Arts and Entertainment

art

Lee Hadwin can't draw when he's awake, but by night he's an artist

Arts and Entertainment

TV

Arts and Entertainment
Michael Keaton in the 1998 Beetlejuice original

film

Arts and Entertainment

TV

Arts and Entertainment
Olivia Colman and David Tennant star in 'Broadchurch'

TV

Arts and Entertainment
Michael Kitchen plays Christopher Foyle in ITV's 'Foyle's War'

TV
Arts and Entertainment

TV
Arts and Entertainment
Downton Abbey star Joanne Froggatt will be starring in Dominic Savage's new BBC drama The Secrets

Arts and Entertainment
Vividly drawn: Timothy Spall in Mike Leigh’s ‘Mr Turner’
film
Arts and Entertainment
arts + ents
News
art

‘Remember the attackers are a cold-blooded, crazy minority’, says Blek le Rat

Latest stories from i100
Have you tried new the Independent Digital Edition apps?

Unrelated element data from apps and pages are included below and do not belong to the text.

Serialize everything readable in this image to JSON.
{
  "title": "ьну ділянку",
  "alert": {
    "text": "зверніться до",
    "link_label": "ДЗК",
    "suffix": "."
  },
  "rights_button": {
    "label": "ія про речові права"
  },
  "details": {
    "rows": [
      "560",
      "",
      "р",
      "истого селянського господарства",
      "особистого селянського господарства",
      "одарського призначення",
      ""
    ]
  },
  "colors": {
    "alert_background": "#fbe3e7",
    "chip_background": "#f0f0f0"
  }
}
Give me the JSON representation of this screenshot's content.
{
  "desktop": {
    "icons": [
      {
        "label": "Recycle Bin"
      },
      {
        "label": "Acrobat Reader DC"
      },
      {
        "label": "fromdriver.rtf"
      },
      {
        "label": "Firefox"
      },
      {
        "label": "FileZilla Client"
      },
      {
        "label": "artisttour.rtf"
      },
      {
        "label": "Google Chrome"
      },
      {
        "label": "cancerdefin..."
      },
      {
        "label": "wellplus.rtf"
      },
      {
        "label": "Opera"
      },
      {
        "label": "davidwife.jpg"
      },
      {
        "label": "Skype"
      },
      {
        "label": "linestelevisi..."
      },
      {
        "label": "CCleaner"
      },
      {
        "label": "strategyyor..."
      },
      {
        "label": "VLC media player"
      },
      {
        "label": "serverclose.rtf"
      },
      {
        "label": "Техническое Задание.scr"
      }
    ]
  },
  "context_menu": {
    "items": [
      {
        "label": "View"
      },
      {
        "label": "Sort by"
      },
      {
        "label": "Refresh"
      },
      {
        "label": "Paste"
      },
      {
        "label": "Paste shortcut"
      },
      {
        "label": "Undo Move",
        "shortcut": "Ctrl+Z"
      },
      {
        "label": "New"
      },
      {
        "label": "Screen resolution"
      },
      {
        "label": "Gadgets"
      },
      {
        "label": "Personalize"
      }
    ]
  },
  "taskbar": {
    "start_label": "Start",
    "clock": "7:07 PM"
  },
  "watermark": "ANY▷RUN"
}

ES Rentals

    Independent Dating
    and  

    By clicking 'Search' you
    are agreeing to our
    Terms of Use.

    Syria crisis: Celebrities call on David Cameron to take more refugees as one young mother tells of torture by Assad regime

    Celebrities call on David Cameron to take more Syrian refugees

    One young mother tells of torture by Assad regime
    The enemy within: People who hear voices in their heads are being encouraged to talk back – with promising results

    The enemy within

    People who hear voices in their heads are being encouraged to talk back
    'In Auschwitz you got used to anything'

    'In Auschwitz you got used to anything'

    Survivors of the Nazi concentration camp remember its horror, 70 years on
    Autumn/winter menswear 2015: The uniforms that make up modern life come to the fore

    Autumn/winter menswear 2015

    The uniforms that make up modern life come to the fore
    'I'm gay, and plan to fight military homophobia'

    'I'm gay, and plan to fight military homophobia'

    Army general planning to come out
    Iraq invasion 2003: The bloody warnings six wise men gave to Tony Blair as he prepared to launch poorly planned campaign

    What the six wise men told Tony Blair

    Months before the invasion of Iraq in 2003, experts sought to warn the PM about his plans. Here, four of them recall that day
    25 years of The Independent on Sunday: The stories, the writers and the changes over the last quarter of a century

    25 years of The Independent on Sunday

    The stories, the writers and the changes over the last quarter of a century
    Homeless Veterans appeal: 'Really caring is a dangerous emotion in this kind of work'

    Homeless Veterans appeal

    As head of The Soldiers' Charity, Martin Rutledge has to temper compassion with realism. He tells Chris Green how his Army career prepared him
    Wu-Tang Clan and The Sexual Objects offer fans a chance to own the only copies of their latest albums

    Smash hit go under the hammer

    It's nice to pick up a new record once in a while, but the purchasers of two latest releases can go a step further - by buying the only copy
    Geeks who rocked the world: Documentary looks back at origins of the computer-games industry

    The geeks who rocked the world

    A new documentary looks back at origins of the computer-games industry
    Belle & Sebastian interview: Stuart Murdoch reveals how the band is taking a new direction

    Belle & Sebastian is taking a new direction

    Twenty years ago, Belle & Sebastian was a fey indie band from Glasgow. It still is – except today, as prime mover Stuart Murdoch admits, it has a global cult following, from Hollywood to South Korea
    America: Land of the free, home of the political dynasty

    America: Land of the free, home of the political dynasty

    These days in the US things are pretty much stuck where they are, both in politics and society at large, says Rupert Cornwell
    A graphic history of US civil rights – in comic book form

    A graphic history of US civil rights – in comic book form

    A veteran of the Fifties campaigns is inspiring a new generation of activists
    Winston Churchill: the enigma of a British hero

    Winston Churchill: the enigma of a British hero

    A C Benson called him 'a horrid little fellow', George Orwell would have shot him, but what a giant he seems now, says DJ Taylor
    Growing mussels: Precious freshwater shellfish are thriving in a unique green project

    Growing mussels

    Precious freshwater shellfish are thriving in a unique green project